▸ **Task description**: Pick out each line with the word "heart" from the material that follows.

▸ **Given information**:
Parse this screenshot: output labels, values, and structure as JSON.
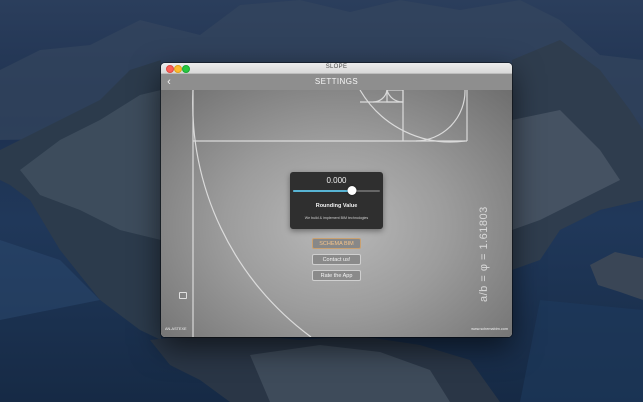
{
  "window": {
    "title": "SLOPE"
  },
  "navbar": {
    "title": "SETTINGS",
    "back_icon": "chevron-left-icon"
  },
  "rounding_panel": {
    "value": "0.000",
    "slider_level": 0.68,
    "label": "Rounding Value",
    "description": "We build & implement BIM technologies"
  },
  "buttons": {
    "schema": "SCHEMA BIM",
    "contact": "Contact us!",
    "rate": "Rate the App"
  },
  "footer": {
    "version": "AN-ASTEXE",
    "website": "www.schemabim.com"
  },
  "formula": "a/b = φ = 1.61803",
  "colors": {
    "accent": "#58b4d4",
    "schema_text": "#f6c48a",
    "navbar": "#8e8e8e"
  }
}
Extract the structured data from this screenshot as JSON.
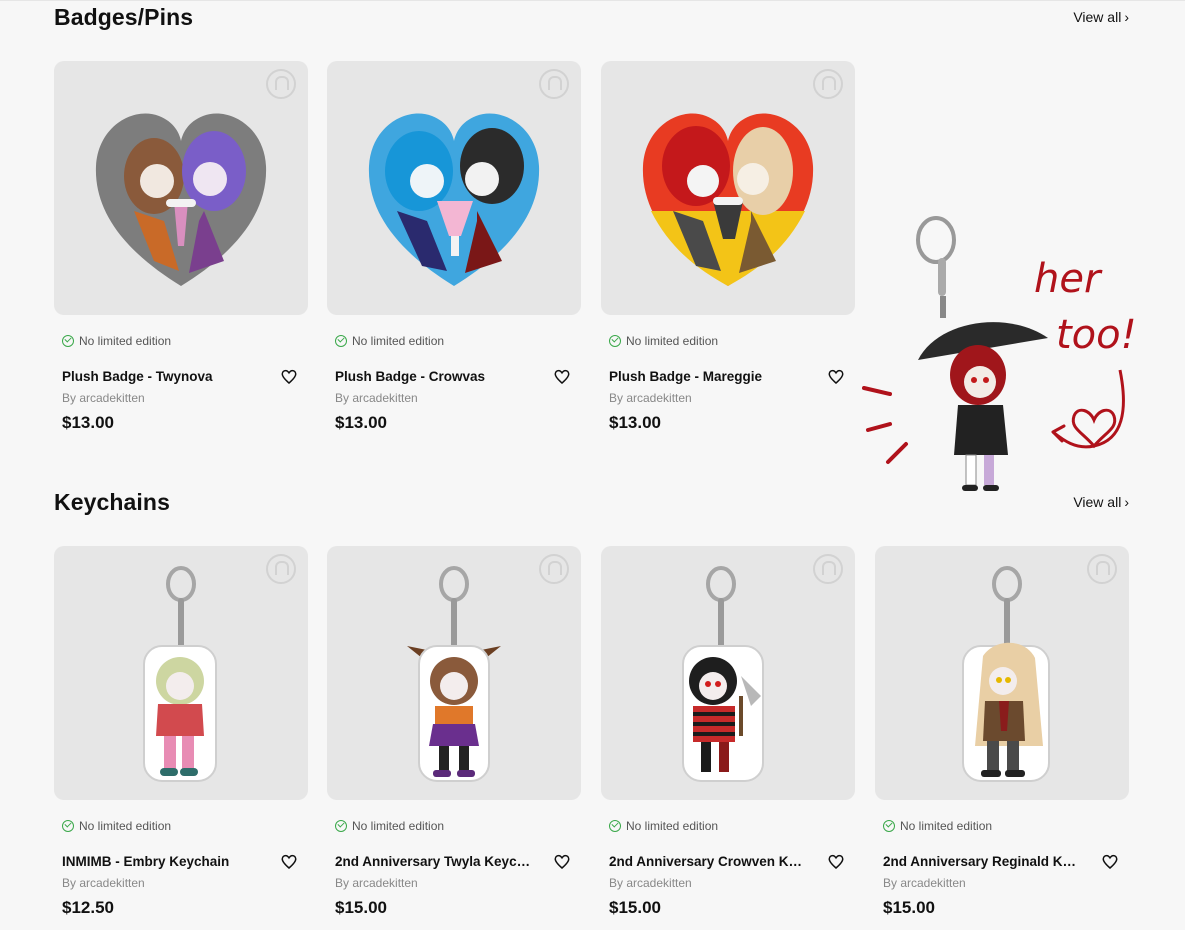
{
  "colors": {
    "background": "#f7f7f7",
    "thumb_bg": "#e6e6e6",
    "check_green": "#3aa84a",
    "annotation_red": "#b0121b"
  },
  "sections": [
    {
      "title": "Badges/Pins",
      "view_all": "View all",
      "products": [
        {
          "limited": "No limited edition",
          "name": "Plush Badge - Twynova",
          "by": "By arcadekitten",
          "price": "$13.00",
          "image": "heart-badge-gray"
        },
        {
          "limited": "No limited edition",
          "name": "Plush Badge - Crowvas",
          "by": "By arcadekitten",
          "price": "$13.00",
          "image": "heart-badge-blue"
        },
        {
          "limited": "No limited edition",
          "name": "Plush Badge - Mareggie",
          "by": "By arcadekitten",
          "price": "$13.00",
          "image": "heart-badge-red"
        }
      ]
    },
    {
      "title": "Keychains",
      "view_all": "View all",
      "products": [
        {
          "limited": "No limited edition",
          "name": "INMIMB - Embry Keychain",
          "by": "By arcadekitten",
          "price": "$12.50",
          "image": "keychain-embry"
        },
        {
          "limited": "No limited edition",
          "name": "2nd Anniversary Twyla Keyc…",
          "by": "By arcadekitten",
          "price": "$15.00",
          "image": "keychain-twyla"
        },
        {
          "limited": "No limited edition",
          "name": "2nd Anniversary Crowven K…",
          "by": "By arcadekitten",
          "price": "$15.00",
          "image": "keychain-crowven"
        },
        {
          "limited": "No limited edition",
          "name": "2nd Anniversary Reginald K…",
          "by": "By arcadekitten",
          "price": "$15.00",
          "image": "keychain-reginald"
        }
      ]
    }
  ],
  "annotation": {
    "line1": "her",
    "line2": "too!"
  },
  "icons": [
    "check-circle-icon",
    "heart-outline-icon",
    "chevron-right-icon",
    "watermark-logo-icon"
  ]
}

▸ **Task output**:
          "image": "heart-badge-gray"
          "image": "heart-badge-blue"
          "image": "heart-badge-red"
    "heart-outline-icon",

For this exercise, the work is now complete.